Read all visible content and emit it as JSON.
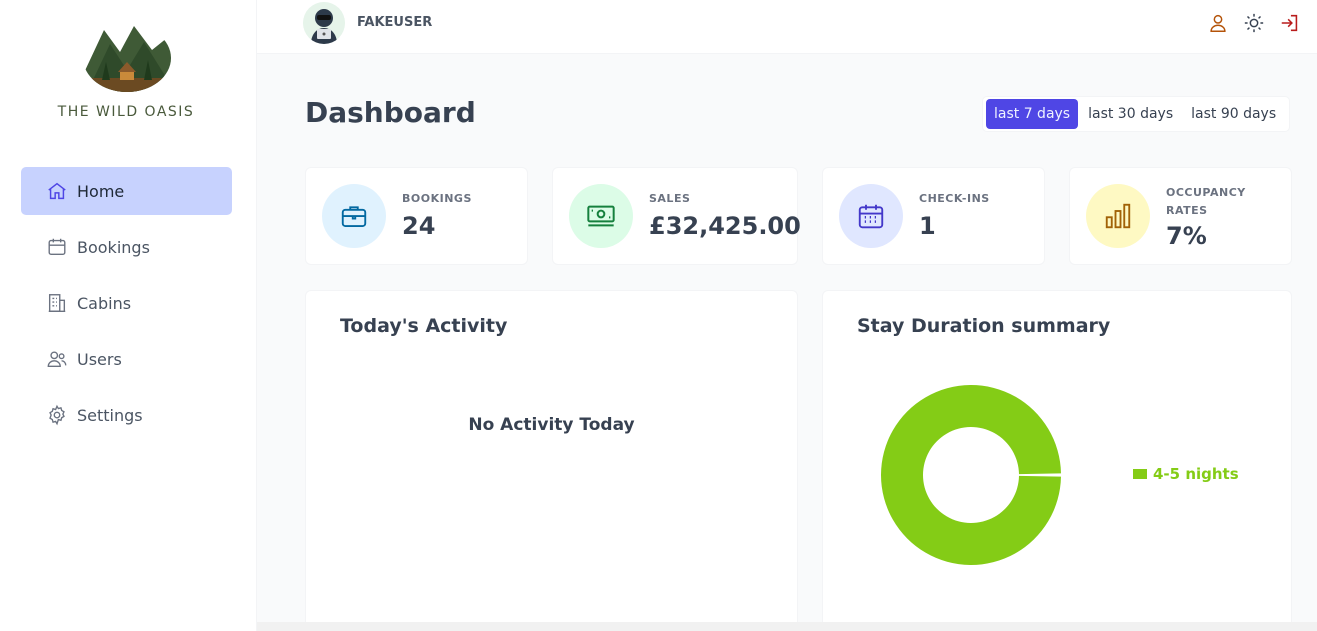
{
  "brand": {
    "name": "THE WILD OASIS"
  },
  "sidebar": {
    "items": [
      {
        "label": "Home",
        "icon": "home-icon",
        "active": true
      },
      {
        "label": "Bookings",
        "icon": "calendar-icon"
      },
      {
        "label": "Cabins",
        "icon": "building-icon"
      },
      {
        "label": "Users",
        "icon": "users-icon"
      },
      {
        "label": "Settings",
        "icon": "gear-icon"
      }
    ]
  },
  "header": {
    "username": "FAKEUSER",
    "icons": [
      "user-icon",
      "sun-icon",
      "logout-icon"
    ]
  },
  "page": {
    "title": "Dashboard"
  },
  "filter": {
    "options": [
      "last 7 days",
      "last 30 days",
      "last 90 days"
    ],
    "selected": "last 7 days"
  },
  "stats": [
    {
      "label": "BOOKINGS",
      "value": "24",
      "icon": "briefcase-icon",
      "color": "#0369a1",
      "bg": "#e0f2fe"
    },
    {
      "label": "SALES",
      "value": "£32,425.00",
      "icon": "banknotes-icon",
      "color": "#15803d",
      "bg": "#dcfce7"
    },
    {
      "label": "CHECK-INS",
      "value": "1",
      "icon": "calendar-days-icon",
      "color": "#4338ca",
      "bg": "#e0e7ff"
    },
    {
      "label": "OCCUPANCY RATES",
      "value": "7%",
      "icon": "chart-bar-icon",
      "color": "#a16207",
      "bg": "#fef9c3"
    }
  ],
  "activity": {
    "title": "Today's Activity",
    "empty": "No Activity Today"
  },
  "duration": {
    "title": "Stay Duration summary",
    "legend": [
      {
        "label": "4-5 nights",
        "color": "#84cc16"
      }
    ]
  },
  "chart_data": {
    "type": "pie",
    "categories": [
      "4-5 nights"
    ],
    "values": [
      1
    ],
    "colors": [
      "#84cc16"
    ],
    "legend_position": "right"
  }
}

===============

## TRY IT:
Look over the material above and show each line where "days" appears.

## RESPONSE TO THIS EXERCISE:
      "last 7 days",
      "last 30 days",
      "last 90 days"
    "selected": "last 7 days"
      "icon": "calendar-days-icon",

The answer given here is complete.